The first thing Jesus says to us is that God does not duck our questions. We claim that Jesus is the Son of God, the “image of the invisible God”, God incarnate. Yet, when he comes to share our life, he comes in vulnerability and failure, to suffer a horrible death.

God made the world with this terrible possibility, and, in the incarnation, he accepts in his own body the reality of the suffering he has permitted. He does not wipe it out, but lives it exactly as we do, and so brings his own creativity into it, and makes it a path to new creation.

Second, Jesus offers us, not an answer, but a way of living in the face of the question. Throughout his costly mission, Jesus says: “God is worth it.” Whether you believe in God or not, innocent people suffer. You can decide that, in that case, there is no meaning to life or death, or you can treat each person as a child of God, whose life and death are infinitely valuable.

What Jesus does, knowing that his death is approaching, is to go on talking about God, and demonstrating the love and power of God, although, paradoxically, that love and power will not save him from the cross. He refuses to give up on God, whatever God asks of him.

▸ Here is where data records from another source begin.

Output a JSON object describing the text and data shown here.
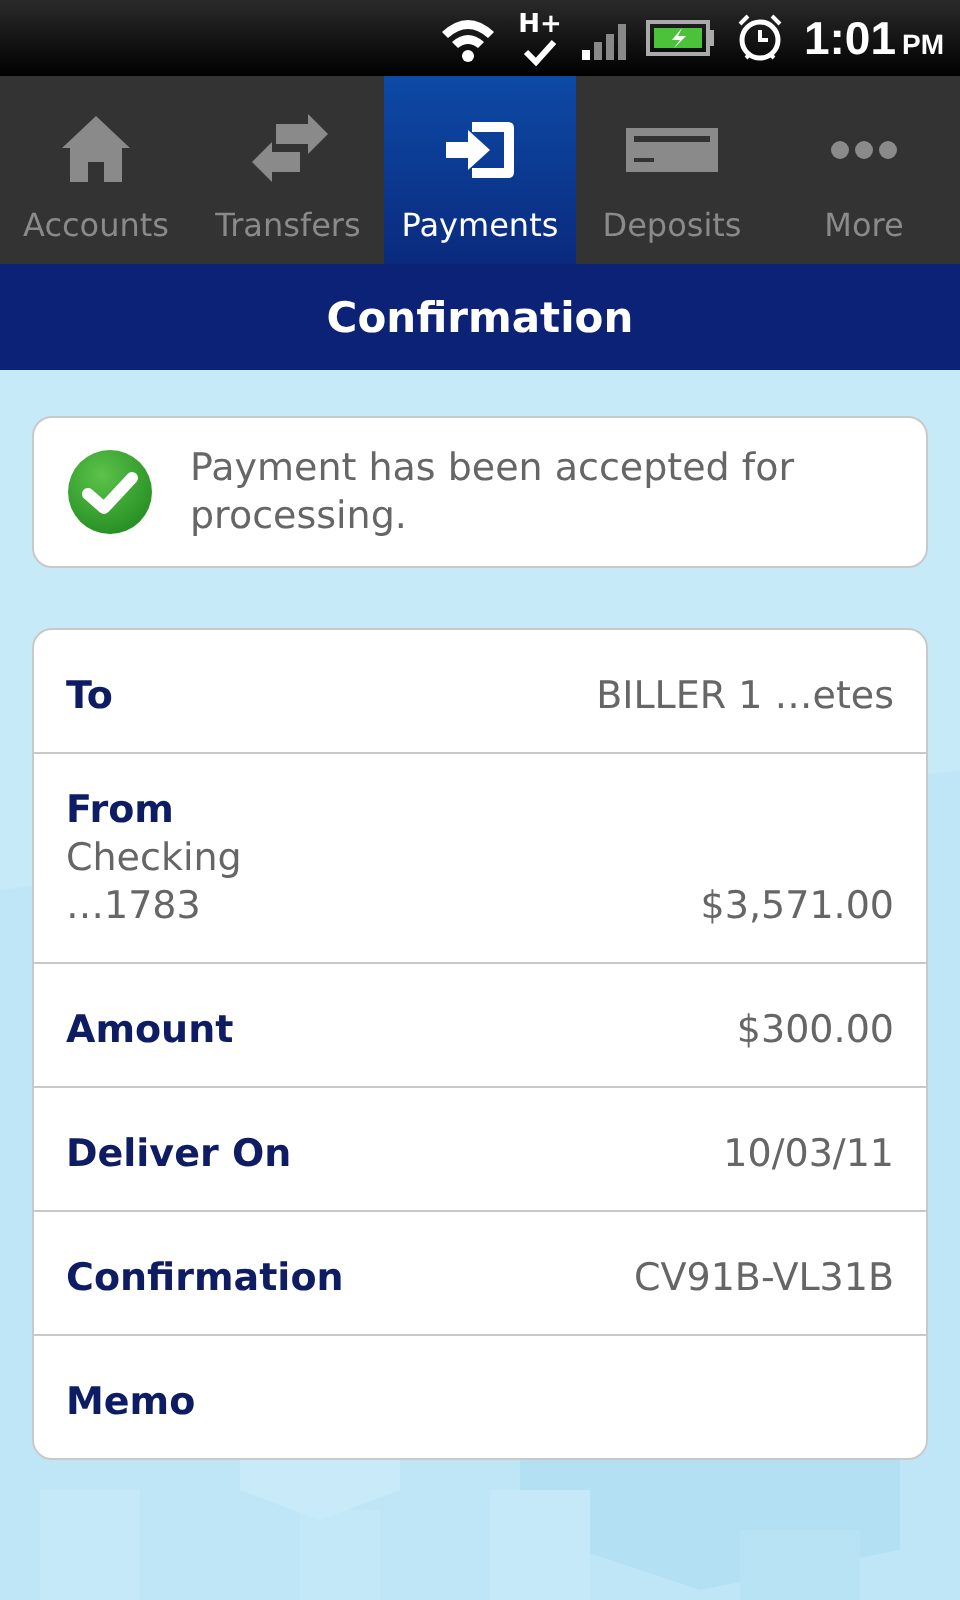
{
  "status_bar": {
    "network": "H+",
    "time": "1:01",
    "period": "PM"
  },
  "tabs": [
    {
      "label": "Accounts",
      "kind": "home",
      "selected": false
    },
    {
      "label": "Transfers",
      "kind": "transfer",
      "selected": false
    },
    {
      "label": "Payments",
      "kind": "payment",
      "selected": true
    },
    {
      "label": "Deposits",
      "kind": "deposit",
      "selected": false
    },
    {
      "label": "More",
      "kind": "more",
      "selected": false
    }
  ],
  "header": {
    "title": "Confirmation"
  },
  "message": {
    "text": "Payment has been accepted for processing."
  },
  "details": [
    {
      "label": "To",
      "value": "BILLER 1 …etes"
    },
    {
      "label": "From",
      "lines": [
        "Checking",
        "…1783"
      ],
      "value": "$3,571.00"
    },
    {
      "label": "Amount",
      "value": "$300.00"
    },
    {
      "label": "Deliver On",
      "value": "10/03/11"
    },
    {
      "label": "Confirmation",
      "value": "CV91B-VL31B"
    },
    {
      "label": "Memo"
    }
  ]
}
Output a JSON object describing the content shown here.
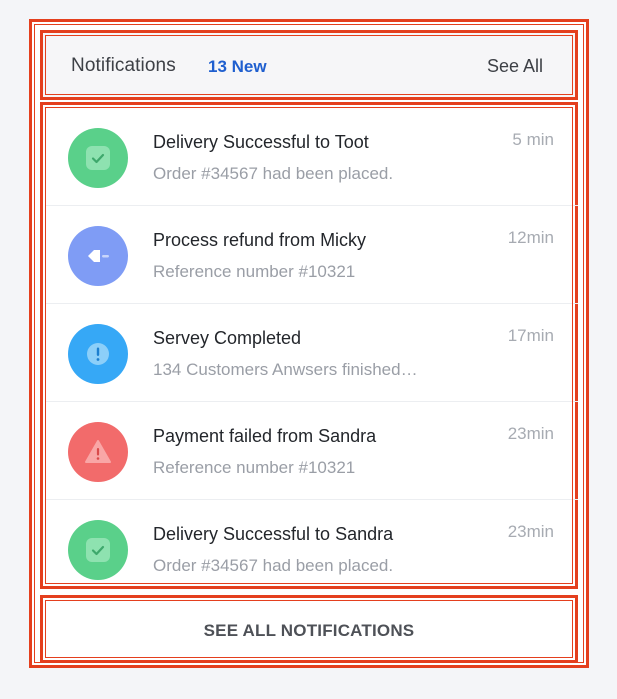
{
  "header": {
    "title": "Notifications",
    "badge": "13 New",
    "see_all": "See All"
  },
  "notifications": [
    {
      "title": "Delivery Successful to Toot",
      "subtitle": "Order #34567 had been placed.",
      "time": "5 min",
      "icon": "check-icon",
      "color": "#5ad08a"
    },
    {
      "title": "Process refund from Micky",
      "subtitle": "Reference number #10321",
      "time": "12min",
      "icon": "refund-tag-icon",
      "color": "#7f9cf5"
    },
    {
      "title": "Servey Completed",
      "subtitle": "134 Customers Anwsers finished…",
      "time": "17min",
      "icon": "info-icon",
      "color": "#36a8f6"
    },
    {
      "title": "Payment failed from Sandra",
      "subtitle": "Reference number #10321",
      "time": "23min",
      "icon": "warning-icon",
      "color": "#f26b6b"
    },
    {
      "title": "Delivery Successful to Sandra",
      "subtitle": "Order #34567 had been placed.",
      "time": "23min",
      "icon": "check-icon",
      "color": "#5ad08a"
    }
  ],
  "footer": {
    "label": "SEE ALL NOTIFICATIONS"
  }
}
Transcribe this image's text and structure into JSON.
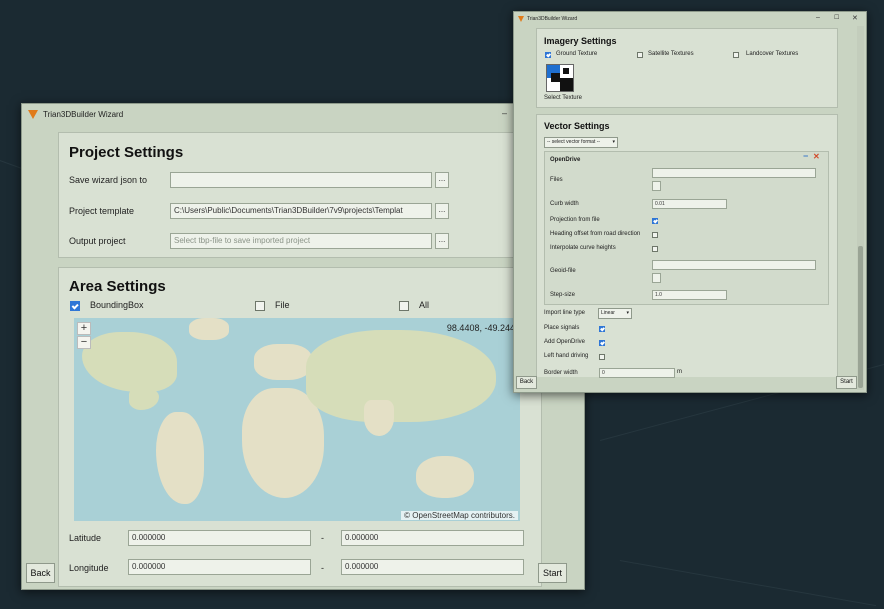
{
  "back_window": {
    "title": "Trian3DBuilder Wizard",
    "project_settings": {
      "heading": "Project Settings",
      "save_wizard_label": "Save wizard json to",
      "save_wizard_value": "",
      "project_template_label": "Project template",
      "project_template_value": "C:\\Users\\Public\\Documents\\Trian3DBuilder\\7v9\\projects\\Templat",
      "output_project_label": "Output project",
      "output_project_placeholder": "Select tbp-file to save imported project",
      "browse_label": "..."
    },
    "area_settings": {
      "heading": "Area Settings",
      "bounding_box_label": "BoundingBox",
      "file_label": "File",
      "all_label": "All",
      "coordinates": "98.4408, -49.2449",
      "attribution": "© OpenStreetMap contributors.",
      "zoom_in": "+",
      "zoom_out": "−",
      "latitude_label": "Latitude",
      "latitude_min": "0.000000",
      "latitude_max": "0.000000",
      "longitude_label": "Longitude",
      "longitude_min": "0.000000",
      "longitude_max": "0.000000",
      "range_sep": "-"
    },
    "back_label": "Back",
    "start_label": "Start",
    "window_minimize": "–"
  },
  "front_window": {
    "title": "Trian3DBuilder Wizard",
    "controls": {
      "minimize": "–",
      "maximize": "☐",
      "close": "✕"
    },
    "imagery_settings": {
      "heading": "Imagery Settings",
      "ground_texture_label": "Ground Texture",
      "satellite_textures_label": "Satellite Textures",
      "landcover_textures_label": "Landcover Textures",
      "select_texture_label": "Select Texture"
    },
    "vector_settings": {
      "heading": "Vector Settings",
      "format_select": "-- select vector format --",
      "opendrive": {
        "heading": "OpenDrive",
        "files_label": "Files",
        "curb_width_label": "Curb width",
        "curb_width_value": "0.01",
        "projection_label": "Projection from file",
        "heading_offset_label": "Heading offset from road direction",
        "interpolate_label": "Interpolate curve heights",
        "geoid_label": "Geoid-file",
        "step_size_label": "Step-size",
        "step_size_value": "1.0",
        "remove": "−",
        "close": "✕"
      },
      "import_line_type_label": "Import line type",
      "import_line_type_value": "Linear",
      "place_signals_label": "Place signals",
      "add_opendrive_label": "Add OpenDrive",
      "left_hand_label": "Left hand driving",
      "border_width_label": "Border width",
      "border_width_value": "0",
      "border_width_unit": "m"
    },
    "back_label": "Back",
    "start_label": "Start"
  }
}
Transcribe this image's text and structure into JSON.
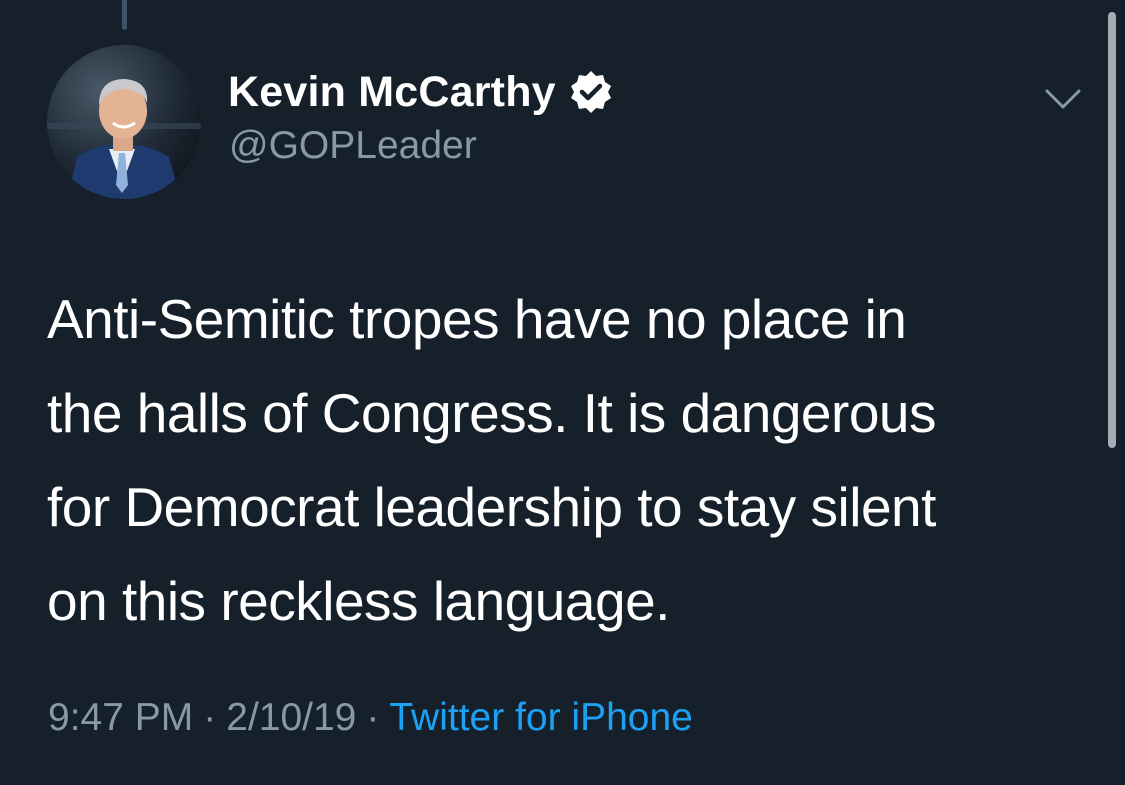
{
  "author": {
    "display_name": "Kevin McCarthy",
    "handle": "@GOPLeader",
    "verified": true,
    "avatar_icon": "profile-photo-avatar"
  },
  "tweet": {
    "lines": [
      "Anti-Semitic tropes have no place in",
      "the halls of Congress. It is dangerous",
      "for Democrat leadership to stay silent",
      "on this reckless language."
    ]
  },
  "meta": {
    "time": "9:47 PM",
    "separator": "·",
    "date": "2/10/19",
    "source": "Twitter for iPhone"
  },
  "icons": {
    "verified": "verified-badge-icon",
    "menu": "chevron-down-icon"
  },
  "colors": {
    "background": "#15202b",
    "primary_text": "#ffffff",
    "secondary_text": "#8899a6",
    "link": "#1da1f2"
  }
}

The end of that ferocious commitment to God is not the cross, but the resurrection. The resurrection does not undo the cross, but it does say, loud and clear, that if we follow Jesus, even if we feel like fools to do it, then our suffering will redeem not just us, but many others, too.

Jesus’s acceptance, in blind trust, of the will of the Father gives us the gift of the Spirit, the gift of the creative life of God, which we can share, as we walk Jesus’s path in the world.

Is that enough? It isn’t an answer, but it is a way of discipleship. It is a way of living that accepts fear, vulnerability, humiliation and suffering — not as signs of the absence of God, but as a time to demand that God be God.

Jesus comes in honesty to the Father and asks that the cup may be taken away from him; and we, too, must be honest with God, and pray for the safety we so long for. But we must learn to add “if it be your will”, too. Where that honesty is offered to God in trust, our loving Creator can bring resurrection life.

Lent task
READ Mark 15.25-39. Jesus has to endure not only pain, but also mockery and taunting. But, in the midst of it, he is still calling on God, putting God at the centre, even if it is in anguished questioning. Can you be honest enough to bring to God your painful questions, the ones to which you think there are no answers, and so are tempted not to face at all?

Take home with you from church a list of those who have asked for prayer in the face of illness or suffering, and pray for them every day this week.
Job of the week

Ecumenical Chaplain

Wales

G4S An equal opportunities employer Ecumenical Chaplain HMP Parc, Bridgend £29,920 pa | Full time As the world's leading security solutions group with operations in over 120 countries an...  Read More

Signup for job alerts
Top feature

Putting Passion into performance

Putting Passion into performance

Pat Ashworth talks to the originators of two home-grown Passion stagings, one musical and the other theatrical  Subscribe to read more

Question of the week
Should parishes be able to sell treasures that no longer reside in their churches?

To prevent multiple voting, we now ask readers to be logged in. This is free, quick and easy, honestly. Click here to login or register

Top comment

My faith in the Church of England

David Cameron expresses his pride in its openness, beauty, social action, and pastoral care  Read More

Wed 23 Apr 14 @ 13:49
Eight arguments over whether the UK is a Christian country http://t.co/CZFXvZYlAS

Wed 23 Apr 14 @ 13:20
House of Bishops has announced plan to double number of BME senior clergy. Read about history of CofE + immigrants: http://t.co/6Pv4ShFh1I